The ministry called for continued support from the international community for Taiwan, which it said would allow the nation to stride farther and be more determined on its path to defend democracy, freedom and sovereignty.
BREAKING RECORDS: Kuo Hsing-chun’s snatch, clean and jerk, and combined lifts were all Olympic records, although well off her combined world record Taiwanese weightlifter Kuo Hsing-chun (郭婞淳) yesterday completed her elusive quest for Olympic gold, clinching Taiwan’s first win at the Tokyo Games as she set Olympic records in the women’s under-59kg weight class. Kuo, who has not lost a major competition in her weight class since the 2016 Olympics in Rio de Janeiro, where she was hampered by injury and finished third, finally chased down the gold medal that had long remained just out of her grasp. The 27-year-old finished with a combined lift of 236kg — 103kg in the snatch and 133kg in the clean and jerk — 21kg more
A TAIWAN FIRST: The duo are the first badminton players from Taiwan to climb an Olympic podium, and Tai Tzu-ying has a shot at doing the same today Taiwanese badminton duo Lee Yang (李洋) and Wang Chi-lin (王齊麟) yesterday won the nation’s first Olympic gold medal in the sport when they prevailed over a third-seeded Chinese pair in the final of the men’s doubles at the Tokyo Olympics. Lee and Wang, both first-time Olympians, defeated Liu Yuchen (劉雨辰) and Li Junhui (李俊慧) 21-18, 21-12 in a 34-minute final at the Musashino Forest Sports Plaza. As of yesterday, Taiwan had bagged seven medals in Tokyo — two golds, two silvers and three bronzes — topping its previous best of five medals in 2000 and 2004. Taiwan moved to No. 17 in the
NO ‘ONE CHINA’ LIE: The appropriations act passed the US House of Representatives with a vote of 217-212, but still needs Senate approval and the president’s signature The US House of Representatives on Wednesday passed a foreign assistance spending bill with an amendment forbidding that funds be used to create, procure or display maps depicting Taiwan as part of the People’s Republic of China.

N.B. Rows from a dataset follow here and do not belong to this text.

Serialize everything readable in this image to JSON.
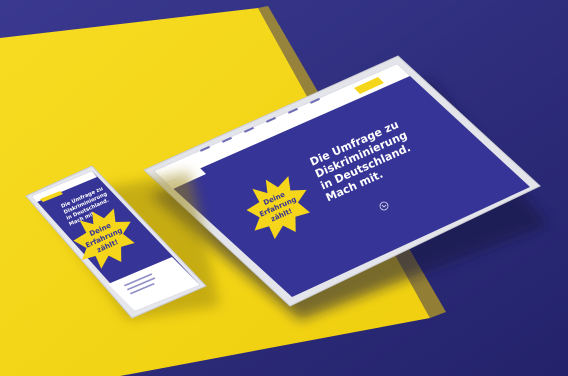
{
  "scene": {
    "colors": {
      "background_navy": "#2f2e7d",
      "yellow_block": "#f2d513",
      "device_frame": "#e9eaee",
      "screen_navy": "#363496",
      "badge_yellow": "#f6d61b",
      "text_white": "#ffffff"
    }
  },
  "tablet": {
    "headline_lines": [
      "Die Umfrage zu",
      "Diskriminierung",
      "in Deutschland.",
      "Mach mit."
    ],
    "badge_lines": [
      "Deine",
      "Erfahrung",
      "zählt!"
    ],
    "scroll_icon": "chevron-down-icon",
    "menu_icon": "hamburger-icon"
  },
  "phone": {
    "headline_lines": [
      "Die Umfrage zu",
      "Diskriminierung",
      "in Deutschland.",
      "Mach mit."
    ],
    "badge_lines": [
      "Deine",
      "Erfahrung",
      "zählt!"
    ],
    "menu_icon": "hamburger-icon"
  }
}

The amendment was introduced by five Republican representatives — Tom Tiffany, Steve Chabot, Scott Perry, Kat Cammack and Mike Gallagher — and passed unanimously in a bundle with a dozen other amendments. “This is a common sense measure,” Tiffany said, speaking on the House floor on Wednesday. “As we all know, Taiwan has never been part of communist China. The Taiwanese people elect their
THE HOME TEAM: DPP Legislator Kao Chia-yu said she canceled her booking for an AstraZeneca shot as soon as she heard that the Medigen vaccine was an option President Tsai Ing-wen (蔡英文) yesterday said that she would get inoculated with the COVID-19 vaccine manufactured by Taiwan-based Medigen Vaccine Biologics Corp (高端疫苗). Tsai wrote on Facebook that she had registered for her first vaccine dose using the national online COVID-19 vaccination booking system, which allows people to indicate their preferred vaccine brand and to make an appointment when the shot becomes available. Tsai said that she opted for the Medigen vaccine — one of three now available on the system, along with the AstraZeneca and Moderna vaccines — even though Medigen has yet to deliver any doses or provide a